In 2001, the worldwide revenue of the pharmaceutical market was around $390 billion. Ten years later, this number increased to almost $1 trillion, with biopharmaceuticals accounting for approximately 15.7%. Forecasts show that this percentage is expected to exceed 20% by 2016. The key regions for the global biologics market are the US, Europe, Japan and Brazil, Russia, India and China, which together accounted for 83% of this market in 2014.
Based on these statistics, the research, development and innovation process of the pharma industry has been gradually changing due to the so-called modern biotechnology revolution, which represents a whole new world of possibilities for the treatment of autoimmune diseases, cancer and others.
However, several important differences between synthetic drugs and biopharmaceuticals must be taken into consideration. The former are usually small stable molecules which can be easily manipulated and obtained by a controlled process. On the other hand, biological drugs are quite complex and unstable molecules which can have their structures completely changed when subjected to minor variations.
Because of their complexity, identical copies of biopharmaceuticals are extremely difficult to produce and the processes for producing them play a critical role in maintaining their safety and efficacy. Large-scale biotech manufacturing facilities are at least five times more expensive to build compared with synthetic molecule facilities and are also more costly to run.

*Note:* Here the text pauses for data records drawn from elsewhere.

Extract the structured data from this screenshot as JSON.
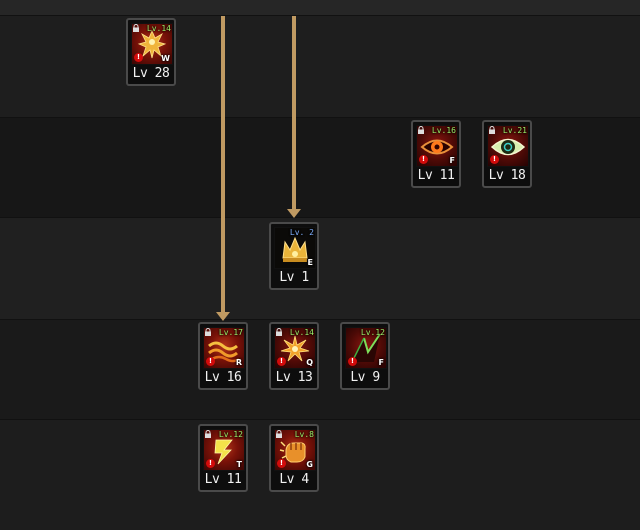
{
  "skills": [
    {
      "level": "Lv 28",
      "req": "Lv.14",
      "hotkey": "W",
      "icon": "spiky-figure-icon"
    },
    {
      "level": "Lv 11",
      "req": "Lv.16",
      "hotkey": "F",
      "icon": "evil-eye-icon"
    },
    {
      "level": "Lv 18",
      "req": "Lv.21",
      "hotkey": "",
      "icon": "green-eye-icon"
    },
    {
      "level": "Lv 1",
      "req": "Lv. 2",
      "hotkey": "E",
      "icon": "golden-crown-icon"
    },
    {
      "level": "Lv 16",
      "req": "Lv.17",
      "hotkey": "R",
      "icon": "flame-wave-icon"
    },
    {
      "level": "Lv 13",
      "req": "Lv.14",
      "hotkey": "Q",
      "icon": "burst-star-icon"
    },
    {
      "level": "Lv 9",
      "req": "Lv.12",
      "hotkey": "F",
      "icon": "green-spike-icon"
    },
    {
      "level": "Lv 11",
      "req": "Lv.12",
      "hotkey": "T",
      "icon": "lightning-bolt-icon"
    },
    {
      "level": "Lv 4",
      "req": "Lv.8",
      "hotkey": "G",
      "icon": "fist-strike-icon"
    }
  ],
  "colors": {
    "arrow": "#c09a62",
    "slot_border": "#4a4a4a",
    "requirement_text": "#9bef6a",
    "level_text": "#f2f2f2"
  }
}
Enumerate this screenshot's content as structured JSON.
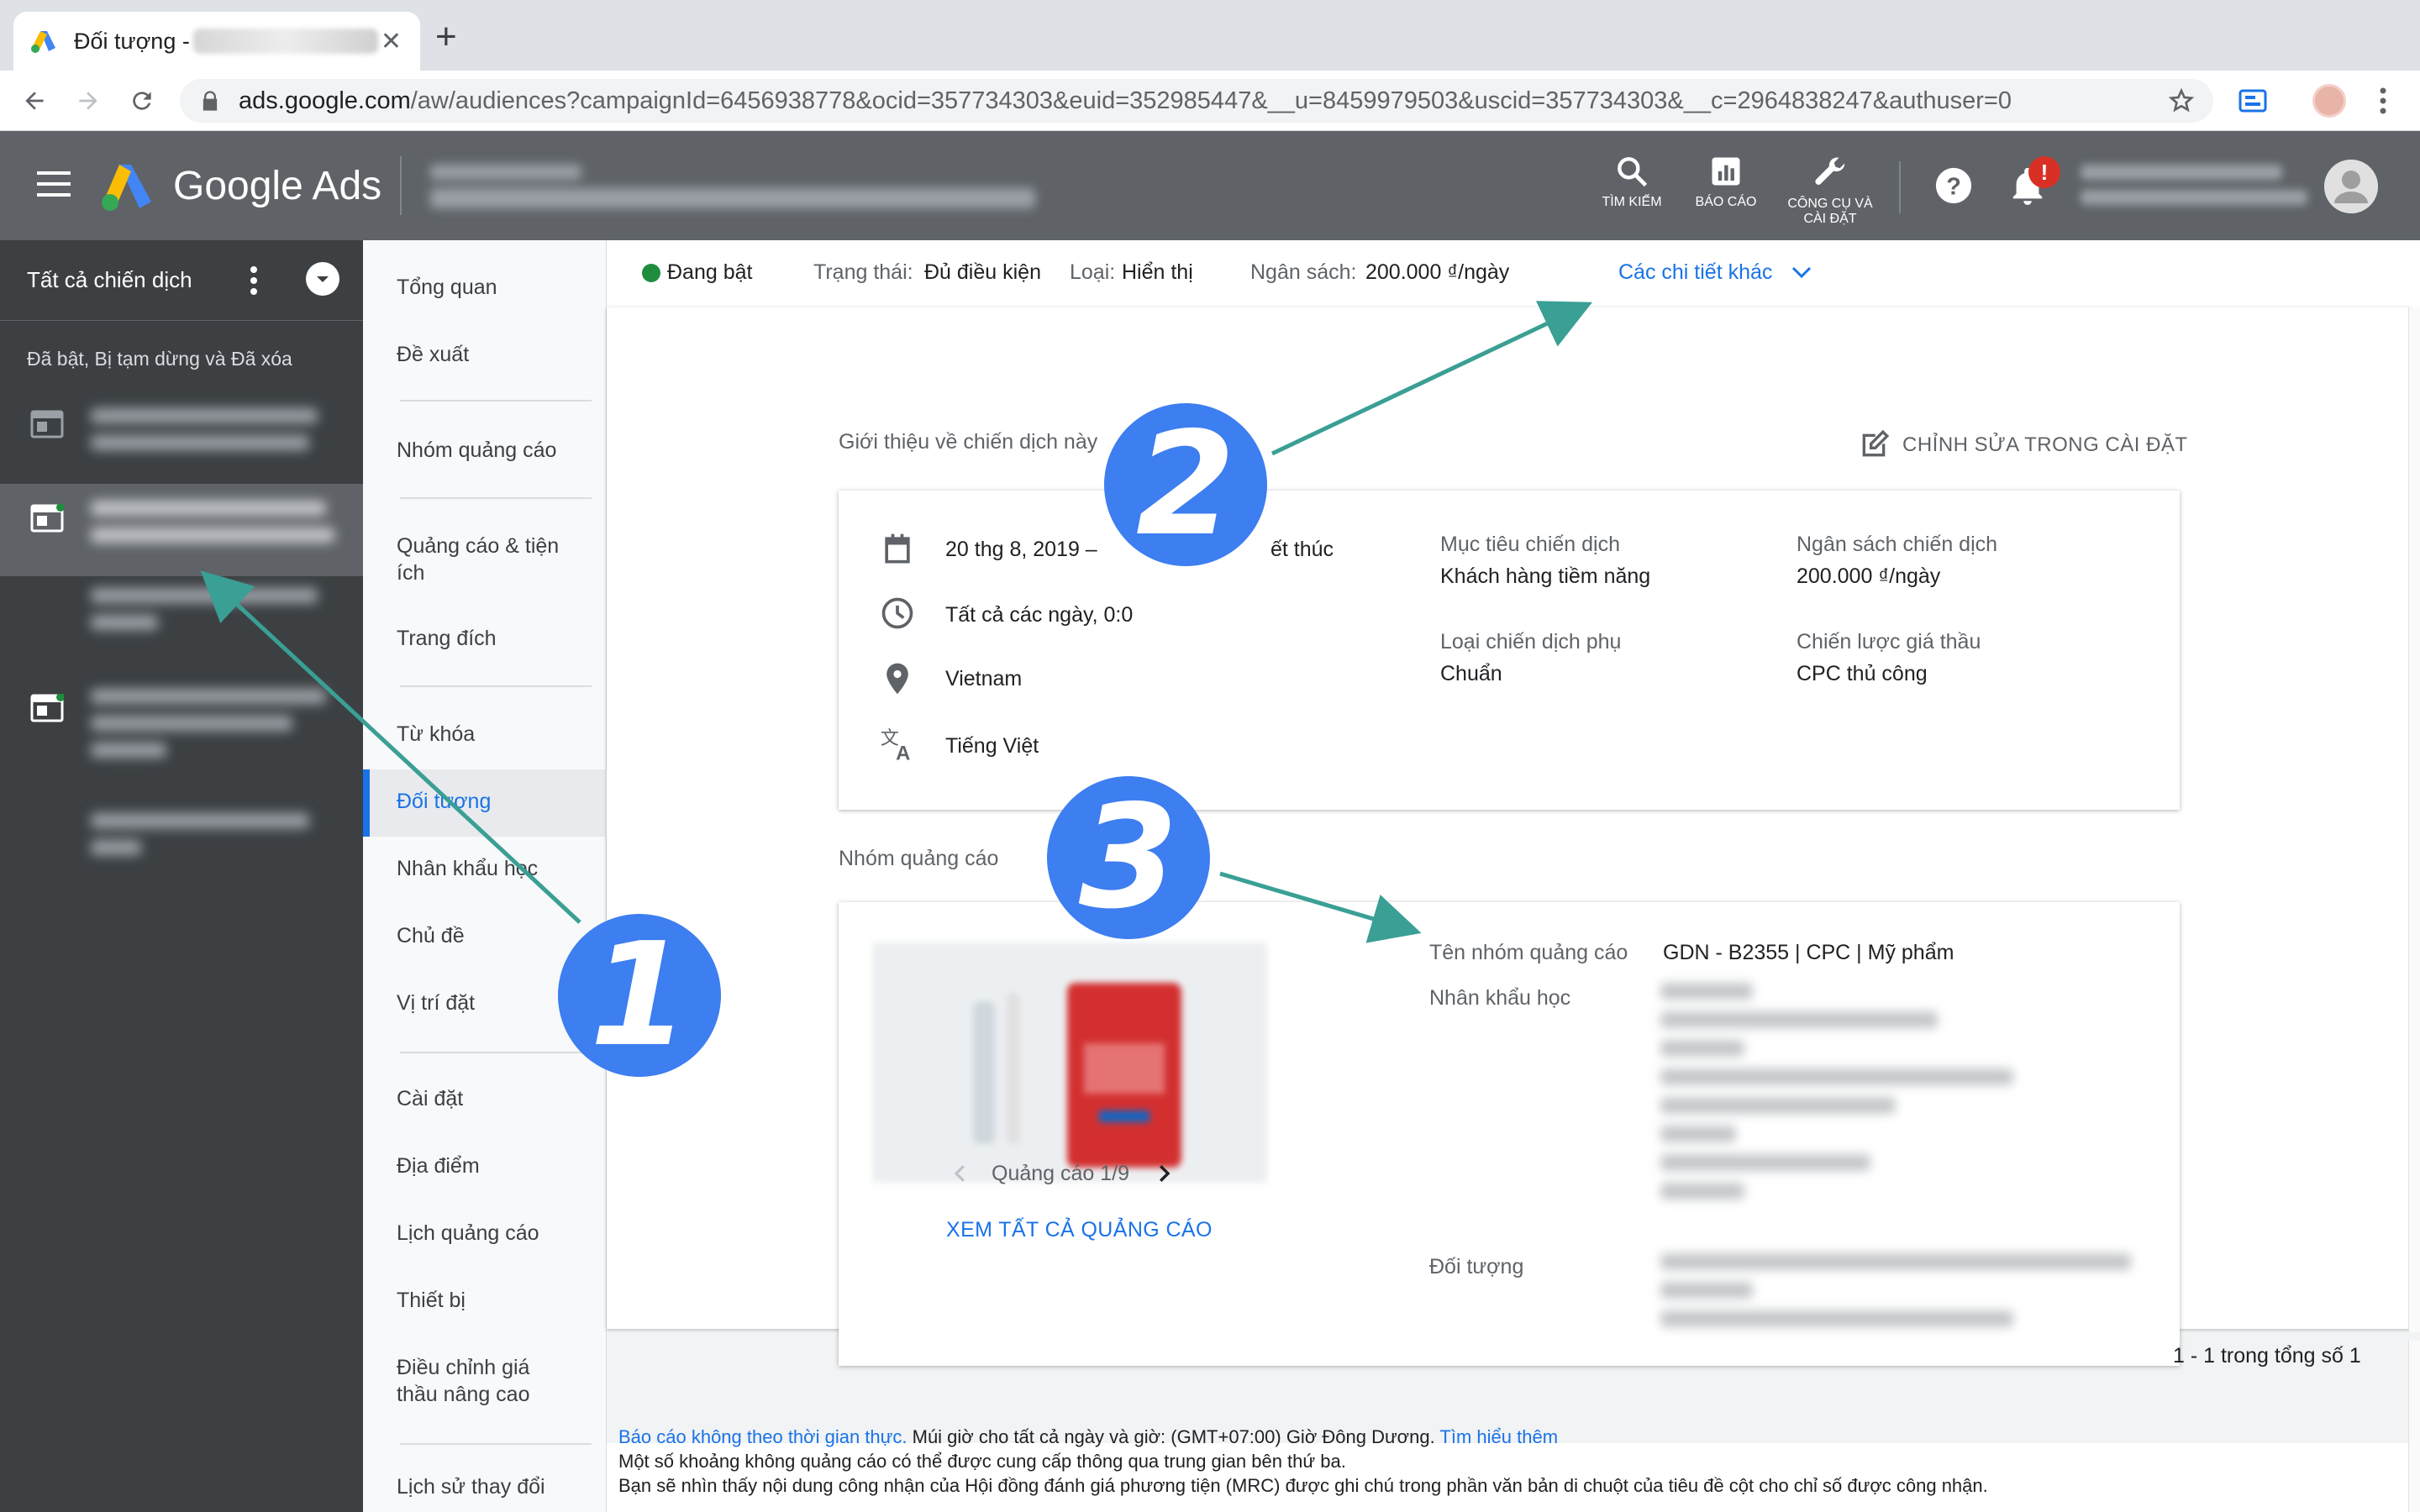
{
  "browser": {
    "tab_title": "Đối tượng -",
    "url_main": "ads.google.com",
    "url_rest": "/aw/audiences?campaignId=6456938778&ocid=357734303&euid=352985447&__u=8459979503&uscid=357734303&__c=2964838247&authuser=0"
  },
  "header": {
    "brand": "Google Ads",
    "tools": [
      {
        "label": "TÌM KIẾM",
        "icon": "search-icon"
      },
      {
        "label": "BÁO CÁO",
        "icon": "reports-icon"
      },
      {
        "label": "CÔNG CỤ VÀ CÀI ĐẶT",
        "icon": "wrench-icon"
      }
    ],
    "notification_badge": "!",
    "colors": {
      "bar": "#5f6368",
      "badge": "#d93025"
    }
  },
  "sidebar": {
    "title": "Tất cả chiến dịch",
    "filter": "Đã bật, Bị tạm dừng và Đã xóa"
  },
  "subnav": {
    "items": [
      "Tổng quan",
      "Đề xuất",
      "Nhóm quảng cáo",
      "Quảng cáo & tiện ích",
      "Trang đích",
      "Từ khóa",
      "Đối tượng",
      "Nhân khẩu học",
      "Chủ đề",
      "Vị trí đặt",
      "Cài đặt",
      "Địa điểm",
      "Lịch quảng cáo",
      "Thiết bị",
      "Điều chỉnh giá thầu nâng cao",
      "Lịch sử thay đổi"
    ],
    "active": "Đối tượng"
  },
  "statusbar": {
    "state": "Đang bật",
    "status_label": "Trạng thái:",
    "status_value": "Đủ điều kiện",
    "type_label": "Loại:",
    "type_value": "Hiển thị",
    "budget_label": "Ngân sách:",
    "budget_value": "200.000 ₫/ngày",
    "more": "Các chi tiết khác"
  },
  "about": {
    "title": "Giới thiệu về chiến dịch này",
    "edit": "CHỈNH SỬA TRONG CÀI ĐẶT",
    "date": "20 thg 8, 2019 –",
    "date_end": "ết thúc",
    "schedule": "Tất cả các ngày, 0:0",
    "location": "Vietnam",
    "language": "Tiếng Việt",
    "goal_label": "Mục tiêu chiến dịch",
    "goal_value": "Khách hàng tiềm năng",
    "budget_label": "Ngân sách chiến dịch",
    "budget_value": "200.000 ₫/ngày",
    "subtype_label": "Loại chiến dịch phụ",
    "subtype_value": "Chuẩn",
    "bidding_label": "Chiến lược giá thầu",
    "bidding_value": "CPC thủ công"
  },
  "adgroup": {
    "title": "Nhóm quảng cáo",
    "pager": "Quảng cáo 1/9",
    "view_all": "XEM TẤT CẢ QUẢNG CÁO",
    "name_label": "Tên nhóm quảng cáo",
    "name_value": "GDN - B2355 | CPC | Mỹ phẩm",
    "demo_label": "Nhân khẩu học",
    "audience_label": "Đối tượng"
  },
  "pagination": "1 - 1 trong tổng số 1",
  "footer": {
    "link1": "Báo cáo không theo thời gian thực.",
    "text1": " Múi giờ cho tất cả ngày và giờ: (GMT+07:00) Giờ Đông Dương.",
    "link2": "Tìm hiểu thêm",
    "line2": "Một số khoảng không quảng cáo có thể được cung cấp thông qua trung gian bên thứ ba.",
    "line3": "Bạn sẽ nhìn thấy nội dung công nhận của Hội đồng đánh giá phương tiện (MRC) được ghi chú trong phần văn bản di chuột của tiêu đề cột cho chỉ số được công nhận."
  },
  "annotations": {
    "one": "1",
    "two": "2",
    "three": "3",
    "color": "#3d7ef0",
    "arrow_color": "#3a9f94"
  }
}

Therefore, biological drugs are often included in the expression 'the process is the product', indicating the significance of the manufacturing process to guarantee quality. Another parameter that is pivotal for biologics is immunogenicity, which is the ability of a substance to trigger an immune response. Since these substances are generally macromolecules, they are usually immunogenic and therefore they can provoke an immune response which can lead to serious consequences if not properly controlled, such as an immune tolerance breakdownwhereby the body cannot tolerate its own proteins.
In Brazil, the sixth largest pharma market in the world, retail sales jumped from R$28.7 billion ($8.3...